What: Elgin, America’s first public botanical garden, cultivated many plants with medical properties. Centuries later, one of those plants would reappear in medical stores in Chinatown.
When: 1801
Where: Fifth Avenue with 50 Street, Manhattan

Clandestine Abortionist

What: Ann Trow Lohman, known as Madame Restell, ran a 19th century abortion house at a time when physicians advocated for fertility control.
When: 1840
Where: Fifth Avenue and 52 Street, Manhattan

Walking the Line on Ellis Island

What: Officers from the Public Health Service examined thousands of immigrants who arrived by ship, controlling who could enter the country
When: 1929
Where: Ellis Island, Upper New York Bay

When Hogs Ruled

What: About 20,000 hogs—one for every five people—roamed the city in the first half of the 19th century. After the outbreak of cholera epidemics in the 1830s, the pigs were persecuted by the police and driven to other boroughs. It was later discovered that they were not to blame for the epidemics.
When: 1820
Where: Everywhere in Manhattan

Heat Wave 1896

What: An intense heat wave killed 1,500 people and was nearly lost to history because of the paucity of records
When: 1896
Where: New York City

Metropolis of Coffee

What: Coffee has been in New York since the Dutch settled. The first coffee house was the Kings Arms Tavern; the first coffee roasters was Gillies.
When: 1660s to the present
Where: The Financial District

Father of Pediatrics

What: Established pediatrics as a medical field
When: 1853
Where: 20 Howard Street, Manhattan

A Madhouse in the East River

What: Reporter for “The New York World,” Nellie Bly pretended to be a patient in order to spend ten days in New York’s worst mental institution.
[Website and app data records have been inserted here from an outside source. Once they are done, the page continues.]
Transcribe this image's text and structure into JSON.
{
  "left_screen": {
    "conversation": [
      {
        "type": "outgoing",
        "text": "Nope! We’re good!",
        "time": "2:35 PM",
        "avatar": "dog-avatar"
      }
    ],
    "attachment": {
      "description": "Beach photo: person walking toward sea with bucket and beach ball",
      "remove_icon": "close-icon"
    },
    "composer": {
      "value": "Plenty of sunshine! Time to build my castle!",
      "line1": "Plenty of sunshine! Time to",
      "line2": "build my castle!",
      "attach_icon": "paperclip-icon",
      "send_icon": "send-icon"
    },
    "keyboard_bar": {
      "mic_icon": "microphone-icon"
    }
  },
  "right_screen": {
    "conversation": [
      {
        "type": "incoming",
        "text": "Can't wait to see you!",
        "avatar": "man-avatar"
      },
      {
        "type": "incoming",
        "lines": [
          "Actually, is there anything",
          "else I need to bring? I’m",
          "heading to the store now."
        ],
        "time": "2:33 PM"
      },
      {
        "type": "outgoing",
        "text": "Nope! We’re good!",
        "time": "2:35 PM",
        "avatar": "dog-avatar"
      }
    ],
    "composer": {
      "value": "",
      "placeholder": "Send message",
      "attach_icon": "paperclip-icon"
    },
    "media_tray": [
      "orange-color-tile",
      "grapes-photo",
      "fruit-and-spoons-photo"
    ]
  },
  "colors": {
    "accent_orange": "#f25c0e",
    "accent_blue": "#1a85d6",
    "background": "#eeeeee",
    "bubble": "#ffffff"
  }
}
Her article transformed conditions at the institution.
When: 1887
Where: Roosevelt’s Island

Black History Unearthed

What: Discovered in 1989, this slave cemetery held an estimated 15,000 individuals, and overturned the widespread notion that slavery in America was largely a Southern phenomenon.
When: 1700s
Where: 290 Broadway

Yellow Fever Fence

What: Repeated yellow fever outbreaks led to quarantines and a fence
When: 1822
Where: Financial District, Manhattan

Cold Blood

What: A discovery by physician Charles R. Drew enabled blood to be stored for a year, instead of the usual seven days. The finding had huge importance during the World War II.
When: 1938
Where: Columbia University’s Presbyterian Hospital, Manhattan

Infamous Lung Block

What: A tenement rife with tuberculosis that was eventually razed
When: Early 1900s
Where: Between Catherine, Cherry, Hamilton and Market streets on the Lower East Side in Manhattan

Rural TB Retreat

Home for Chronic Invalids. (Image: Montefiore Medical Center)

What: The 25-bed Montefiore Home for Chronic Invalids
When: 1884
Where: 84 Street and York Avenue